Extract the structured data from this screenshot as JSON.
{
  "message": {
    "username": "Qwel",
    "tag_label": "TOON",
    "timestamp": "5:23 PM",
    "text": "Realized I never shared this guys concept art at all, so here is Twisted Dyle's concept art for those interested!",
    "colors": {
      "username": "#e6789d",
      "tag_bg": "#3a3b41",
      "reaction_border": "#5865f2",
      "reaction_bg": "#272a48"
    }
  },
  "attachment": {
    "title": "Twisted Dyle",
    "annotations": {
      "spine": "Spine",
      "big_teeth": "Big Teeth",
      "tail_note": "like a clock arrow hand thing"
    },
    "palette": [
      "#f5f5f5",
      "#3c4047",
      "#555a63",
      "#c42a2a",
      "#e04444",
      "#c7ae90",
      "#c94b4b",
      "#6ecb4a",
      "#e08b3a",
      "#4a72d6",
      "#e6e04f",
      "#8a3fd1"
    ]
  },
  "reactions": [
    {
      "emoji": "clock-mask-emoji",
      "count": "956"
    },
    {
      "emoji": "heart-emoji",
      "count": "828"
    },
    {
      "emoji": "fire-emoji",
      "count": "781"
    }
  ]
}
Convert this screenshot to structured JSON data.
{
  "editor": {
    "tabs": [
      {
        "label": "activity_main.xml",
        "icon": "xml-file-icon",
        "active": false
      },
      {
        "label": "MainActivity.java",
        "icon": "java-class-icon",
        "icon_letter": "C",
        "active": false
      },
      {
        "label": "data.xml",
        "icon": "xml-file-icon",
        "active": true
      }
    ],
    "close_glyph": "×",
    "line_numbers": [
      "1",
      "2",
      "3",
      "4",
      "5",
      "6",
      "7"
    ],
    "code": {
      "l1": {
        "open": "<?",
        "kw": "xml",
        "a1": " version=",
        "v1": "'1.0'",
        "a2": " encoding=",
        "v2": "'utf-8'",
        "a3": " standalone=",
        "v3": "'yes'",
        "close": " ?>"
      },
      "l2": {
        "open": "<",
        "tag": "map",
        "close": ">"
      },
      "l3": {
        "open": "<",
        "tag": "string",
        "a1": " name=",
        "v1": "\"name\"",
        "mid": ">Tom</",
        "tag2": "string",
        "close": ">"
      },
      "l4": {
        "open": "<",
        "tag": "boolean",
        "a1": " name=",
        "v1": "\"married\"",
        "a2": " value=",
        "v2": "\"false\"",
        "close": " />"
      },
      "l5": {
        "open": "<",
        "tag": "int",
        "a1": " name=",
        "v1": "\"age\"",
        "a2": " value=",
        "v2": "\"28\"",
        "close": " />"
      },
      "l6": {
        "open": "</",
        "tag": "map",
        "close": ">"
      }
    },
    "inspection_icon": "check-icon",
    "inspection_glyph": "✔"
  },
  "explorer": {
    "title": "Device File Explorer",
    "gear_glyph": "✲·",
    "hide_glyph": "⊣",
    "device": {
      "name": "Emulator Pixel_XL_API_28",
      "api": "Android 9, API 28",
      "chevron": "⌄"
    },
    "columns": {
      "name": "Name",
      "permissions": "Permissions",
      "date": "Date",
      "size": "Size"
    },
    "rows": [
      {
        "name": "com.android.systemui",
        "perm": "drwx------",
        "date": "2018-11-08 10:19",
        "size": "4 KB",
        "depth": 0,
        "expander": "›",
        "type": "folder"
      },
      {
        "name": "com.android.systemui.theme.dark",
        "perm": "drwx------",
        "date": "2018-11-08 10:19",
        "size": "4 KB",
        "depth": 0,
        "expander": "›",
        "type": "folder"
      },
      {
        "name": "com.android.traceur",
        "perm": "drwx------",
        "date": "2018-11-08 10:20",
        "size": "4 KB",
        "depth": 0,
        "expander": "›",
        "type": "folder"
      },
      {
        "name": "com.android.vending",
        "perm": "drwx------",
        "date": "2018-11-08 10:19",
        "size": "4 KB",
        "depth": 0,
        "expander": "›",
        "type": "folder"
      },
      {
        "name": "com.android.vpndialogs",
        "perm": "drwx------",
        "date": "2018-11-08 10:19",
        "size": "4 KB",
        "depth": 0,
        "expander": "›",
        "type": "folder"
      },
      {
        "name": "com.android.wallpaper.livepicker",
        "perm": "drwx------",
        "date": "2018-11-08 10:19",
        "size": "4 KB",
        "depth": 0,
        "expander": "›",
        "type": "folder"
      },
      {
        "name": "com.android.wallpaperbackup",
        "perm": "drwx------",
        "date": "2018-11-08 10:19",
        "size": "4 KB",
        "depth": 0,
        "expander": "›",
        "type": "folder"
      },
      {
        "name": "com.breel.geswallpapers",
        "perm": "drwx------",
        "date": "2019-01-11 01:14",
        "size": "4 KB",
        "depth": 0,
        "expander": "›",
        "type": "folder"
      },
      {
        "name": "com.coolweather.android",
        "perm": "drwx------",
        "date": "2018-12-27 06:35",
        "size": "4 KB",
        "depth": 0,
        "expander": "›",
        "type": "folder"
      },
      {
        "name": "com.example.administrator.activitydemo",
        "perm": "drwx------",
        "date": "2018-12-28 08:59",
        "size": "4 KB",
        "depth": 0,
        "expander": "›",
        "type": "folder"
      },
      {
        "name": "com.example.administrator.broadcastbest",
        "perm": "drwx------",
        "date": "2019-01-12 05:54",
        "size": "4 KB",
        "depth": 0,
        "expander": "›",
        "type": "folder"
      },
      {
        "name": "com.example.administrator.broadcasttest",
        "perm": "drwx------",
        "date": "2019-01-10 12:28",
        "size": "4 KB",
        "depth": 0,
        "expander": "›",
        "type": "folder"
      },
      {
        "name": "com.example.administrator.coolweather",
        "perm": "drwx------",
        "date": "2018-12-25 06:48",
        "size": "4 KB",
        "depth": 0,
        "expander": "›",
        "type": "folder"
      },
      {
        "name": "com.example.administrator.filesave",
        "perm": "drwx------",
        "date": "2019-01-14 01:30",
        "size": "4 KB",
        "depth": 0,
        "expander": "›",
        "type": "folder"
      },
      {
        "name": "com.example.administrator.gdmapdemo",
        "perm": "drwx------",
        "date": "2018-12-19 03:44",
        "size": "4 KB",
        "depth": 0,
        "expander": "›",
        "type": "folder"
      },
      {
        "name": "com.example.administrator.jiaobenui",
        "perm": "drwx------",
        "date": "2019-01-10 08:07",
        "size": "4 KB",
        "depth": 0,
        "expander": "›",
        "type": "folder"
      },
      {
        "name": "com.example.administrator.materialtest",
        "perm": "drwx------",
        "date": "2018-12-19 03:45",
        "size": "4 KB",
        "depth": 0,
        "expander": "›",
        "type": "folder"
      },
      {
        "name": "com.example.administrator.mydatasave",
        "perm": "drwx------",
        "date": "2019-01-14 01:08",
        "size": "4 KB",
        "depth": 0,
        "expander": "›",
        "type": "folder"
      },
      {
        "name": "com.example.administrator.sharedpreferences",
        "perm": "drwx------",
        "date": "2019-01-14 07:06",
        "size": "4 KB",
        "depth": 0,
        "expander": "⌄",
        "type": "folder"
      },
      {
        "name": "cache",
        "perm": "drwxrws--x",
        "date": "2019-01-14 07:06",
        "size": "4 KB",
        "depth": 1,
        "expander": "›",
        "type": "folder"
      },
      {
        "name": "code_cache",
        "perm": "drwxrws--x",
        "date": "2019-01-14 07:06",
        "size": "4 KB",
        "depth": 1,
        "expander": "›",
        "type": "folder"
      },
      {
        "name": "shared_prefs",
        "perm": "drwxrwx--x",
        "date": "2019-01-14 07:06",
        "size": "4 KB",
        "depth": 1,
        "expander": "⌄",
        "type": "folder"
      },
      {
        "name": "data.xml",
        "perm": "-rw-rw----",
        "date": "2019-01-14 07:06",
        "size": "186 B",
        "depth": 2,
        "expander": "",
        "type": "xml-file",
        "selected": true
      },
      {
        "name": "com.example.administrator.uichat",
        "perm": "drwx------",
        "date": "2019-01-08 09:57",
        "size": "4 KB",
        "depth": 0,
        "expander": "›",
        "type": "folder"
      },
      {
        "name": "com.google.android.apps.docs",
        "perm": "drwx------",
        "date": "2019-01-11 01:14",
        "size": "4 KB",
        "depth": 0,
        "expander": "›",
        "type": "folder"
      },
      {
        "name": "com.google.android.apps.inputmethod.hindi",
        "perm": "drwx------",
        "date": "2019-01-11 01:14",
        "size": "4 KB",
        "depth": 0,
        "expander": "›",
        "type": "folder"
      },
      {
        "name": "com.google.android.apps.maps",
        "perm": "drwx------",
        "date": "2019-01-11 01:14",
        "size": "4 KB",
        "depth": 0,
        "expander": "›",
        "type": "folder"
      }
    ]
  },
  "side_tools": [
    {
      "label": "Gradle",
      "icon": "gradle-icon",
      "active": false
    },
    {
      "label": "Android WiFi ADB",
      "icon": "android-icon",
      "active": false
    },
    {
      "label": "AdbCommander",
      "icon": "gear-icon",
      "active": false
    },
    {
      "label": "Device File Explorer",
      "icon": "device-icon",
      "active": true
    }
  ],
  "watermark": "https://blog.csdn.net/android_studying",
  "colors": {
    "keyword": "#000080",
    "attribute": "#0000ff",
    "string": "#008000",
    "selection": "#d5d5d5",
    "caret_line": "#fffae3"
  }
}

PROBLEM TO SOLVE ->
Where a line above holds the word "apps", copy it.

TASK SOLUTION ->
        "name": "com.google.android.apps.docs",
        "name": "com.google.android.apps.inputmethod.hindi",
        "name": "com.google.android.apps.maps",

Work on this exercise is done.